            As I have told my congregation in sermons, I baptize, but it is God who does the actual work. That is, the sign is visible when a man uses water and says the words Christ commanded. But the real work is done by God, who regenerates and gives life. It is clear that the ultimate salvation of the individual, as that child grows and lives life, requires faith. But the objective reality of what takes place in the sacrament is taught clearly in Scripture, especially in the sixth chapter of Romans. If one's death, burial and resurrection with Christ is not a regeneration, pray tell, what is it? The meaning of new life in Christ, regeneration and being born again from above (taking it from the top, as the Greek word implies) is inescapable as St. Paul the Apostle explains it so clearly in that chapter.

In the book of the prophet Jeremiah, we see the manifold grace that is given in the New Covenant.
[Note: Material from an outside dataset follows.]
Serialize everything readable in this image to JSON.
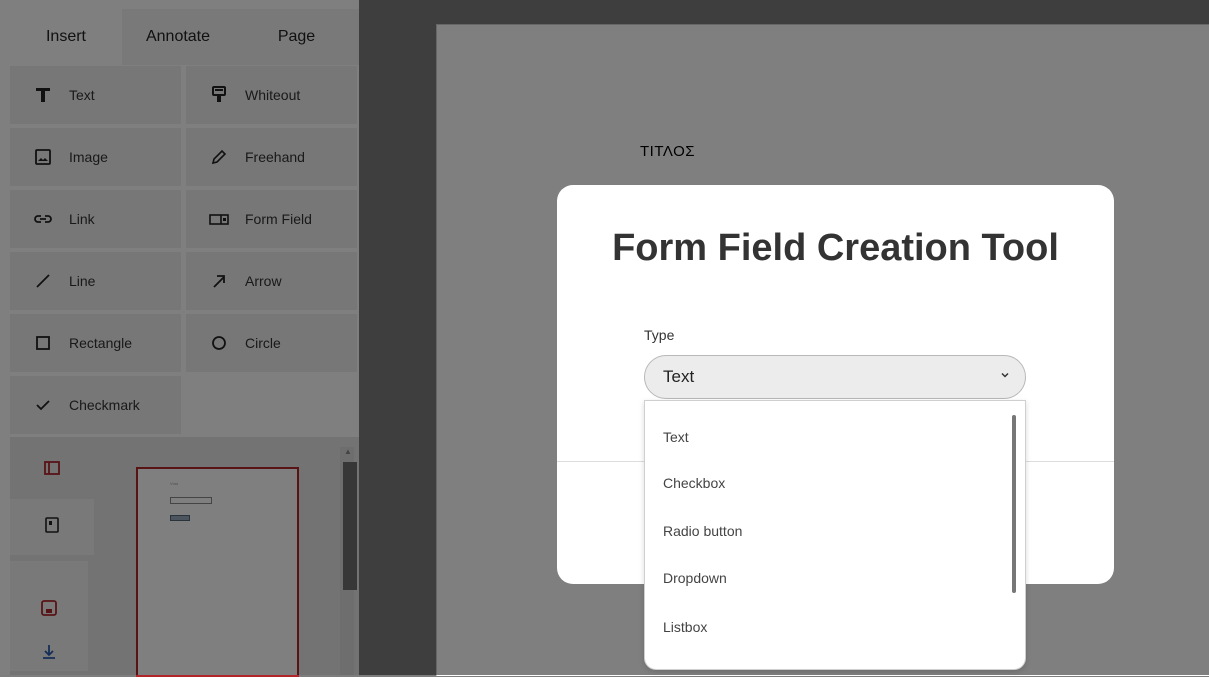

"Behold, the days come, saith the LORD, that I will make a new covenant with the house of Israel, and with the house of Judah: Not according to the covenant that I made with their fathers in the day that I took them by the hand to bring them out of the land of Egypt; which my covenant they brake, although I was an husband unto them, saith the LORD: But this shall be the covenant that I will make with the house of Israel; After those days, saith the LORD, I will put my law in their inward parts, and write it in their hearts; and will be their God, and they shall be my people. And they shall teach no more every man his neighbour, and every man his brother, saying, Know the LORD: for they shall all know me, from the least of them unto the greatest of them, saith the LORD; for I will forgive their iniquity, and I will remember their sin no more (Jer. 31:31-34)."
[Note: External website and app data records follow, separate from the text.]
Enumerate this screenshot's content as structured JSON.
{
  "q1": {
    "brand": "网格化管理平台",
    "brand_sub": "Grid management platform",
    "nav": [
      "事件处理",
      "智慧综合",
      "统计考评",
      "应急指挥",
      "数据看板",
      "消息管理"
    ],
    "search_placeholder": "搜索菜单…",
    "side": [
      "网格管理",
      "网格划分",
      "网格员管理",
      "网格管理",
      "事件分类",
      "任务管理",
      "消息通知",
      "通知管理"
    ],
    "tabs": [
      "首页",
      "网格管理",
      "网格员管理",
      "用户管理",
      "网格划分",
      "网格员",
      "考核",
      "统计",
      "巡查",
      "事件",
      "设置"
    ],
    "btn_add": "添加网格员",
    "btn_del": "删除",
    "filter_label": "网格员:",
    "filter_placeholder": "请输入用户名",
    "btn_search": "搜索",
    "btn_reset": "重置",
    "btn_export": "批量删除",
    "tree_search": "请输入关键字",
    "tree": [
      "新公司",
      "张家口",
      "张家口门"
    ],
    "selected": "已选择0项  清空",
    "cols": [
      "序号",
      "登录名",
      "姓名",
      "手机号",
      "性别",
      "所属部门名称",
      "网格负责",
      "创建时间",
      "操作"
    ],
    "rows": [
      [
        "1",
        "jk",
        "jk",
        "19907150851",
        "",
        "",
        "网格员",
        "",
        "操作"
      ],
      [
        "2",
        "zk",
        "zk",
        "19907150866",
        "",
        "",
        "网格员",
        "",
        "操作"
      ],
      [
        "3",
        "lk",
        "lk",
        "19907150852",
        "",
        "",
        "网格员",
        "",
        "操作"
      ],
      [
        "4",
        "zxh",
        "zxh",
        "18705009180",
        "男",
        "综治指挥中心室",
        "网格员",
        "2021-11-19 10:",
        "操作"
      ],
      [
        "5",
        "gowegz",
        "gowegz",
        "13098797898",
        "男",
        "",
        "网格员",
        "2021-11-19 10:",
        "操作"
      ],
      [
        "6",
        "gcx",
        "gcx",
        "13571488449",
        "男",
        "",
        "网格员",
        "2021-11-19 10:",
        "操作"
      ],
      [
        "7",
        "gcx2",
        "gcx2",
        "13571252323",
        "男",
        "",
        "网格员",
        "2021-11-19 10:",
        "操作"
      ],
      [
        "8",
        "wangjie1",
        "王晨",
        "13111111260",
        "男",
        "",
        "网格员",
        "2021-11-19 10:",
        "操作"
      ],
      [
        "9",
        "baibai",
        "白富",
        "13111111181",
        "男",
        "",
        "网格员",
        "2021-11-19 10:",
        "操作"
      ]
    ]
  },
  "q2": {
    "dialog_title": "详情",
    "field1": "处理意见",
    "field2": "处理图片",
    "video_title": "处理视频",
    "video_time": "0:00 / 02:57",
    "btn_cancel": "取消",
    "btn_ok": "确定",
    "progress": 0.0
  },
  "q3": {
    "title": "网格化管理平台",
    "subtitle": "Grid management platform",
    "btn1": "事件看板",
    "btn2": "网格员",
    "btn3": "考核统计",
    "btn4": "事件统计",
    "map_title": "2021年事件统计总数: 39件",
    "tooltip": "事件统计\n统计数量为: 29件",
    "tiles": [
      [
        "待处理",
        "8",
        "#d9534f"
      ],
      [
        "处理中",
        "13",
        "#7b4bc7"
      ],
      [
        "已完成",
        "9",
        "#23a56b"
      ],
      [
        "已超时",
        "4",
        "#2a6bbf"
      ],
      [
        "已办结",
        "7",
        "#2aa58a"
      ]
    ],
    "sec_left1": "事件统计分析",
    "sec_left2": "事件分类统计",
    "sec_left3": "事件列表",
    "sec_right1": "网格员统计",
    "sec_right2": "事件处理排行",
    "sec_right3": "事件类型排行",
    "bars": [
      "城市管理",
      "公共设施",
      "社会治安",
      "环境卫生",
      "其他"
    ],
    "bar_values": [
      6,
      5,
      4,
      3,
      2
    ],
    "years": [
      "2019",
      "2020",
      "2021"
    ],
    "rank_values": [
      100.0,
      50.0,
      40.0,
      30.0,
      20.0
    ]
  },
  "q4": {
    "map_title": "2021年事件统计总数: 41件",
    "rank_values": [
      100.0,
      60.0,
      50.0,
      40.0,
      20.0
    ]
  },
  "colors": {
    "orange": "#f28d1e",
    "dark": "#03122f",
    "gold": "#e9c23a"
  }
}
It is with these gifts in view that we baptize. The grace given, as we see in the prophet's words, includes one's entrance into Christ, and therefore into the New Covenant He established in His blood. Having God's Law written on one's heart, becoming one of God's people (one of His elect and beloved), knowing God and receiving the forgiveness of sins, are all part of the grace given in baptism. We dare believe it. Teaching baptized people about all of these things is not so that they may choose to receive them separately. Rather, it is to teach them what they have been given by being in Christ, made a part of His Body the Church in baptism.      

1. Rt. Rev. H.B. Whipple, Lights and Shadows of a Long Episcopate, New York, 1902


Anonymous said...

It is worth noting that where the English has "signed and sealed" the Latin has one verb, "obsignatur" (one of those examples of "coupling together synonymous or nearly synonymous words" which Lewis discusses interestingly in his OHEL volume (pp. 217-18)?).

Also notable is that "by virtue" corresponds to "vi", Where we might tend to think of "by virtue" as simply equivalent to 'by means', the Latin text here might (I venture under correction) be rendered something like, 'by the inherent effective power of Divine invocation, Grace is augmented'. (In discussing the Corpus Areopagiticum in The Discarded Image, Lewis says of "Virtues" (p. 72), "This does not mean moral excellences but rather 'efficacies', as when we speak about the 'virtues' of a magic ring or a medicinal herb.")

So far as I can see, Hooker's discussion of who may administer baptism systematically answers Calvin's in the Institutes (without explicitly saying so): what is the current Continuing explanation (for example, by laymen, including women, but not by the unbaptized, apostates, etc.?)?


Fr. Robert Hart said...

If the baptism was administered with water using the Trinitarian Name, then it is valid.

Jackie said...

As I was taught many years ago, baptism is one of the Sacraments that doesn't require an ordained minister to administer it (the other, as I was taught, was marriage-the church is there to bless and witness the promises made by the man and woman before God)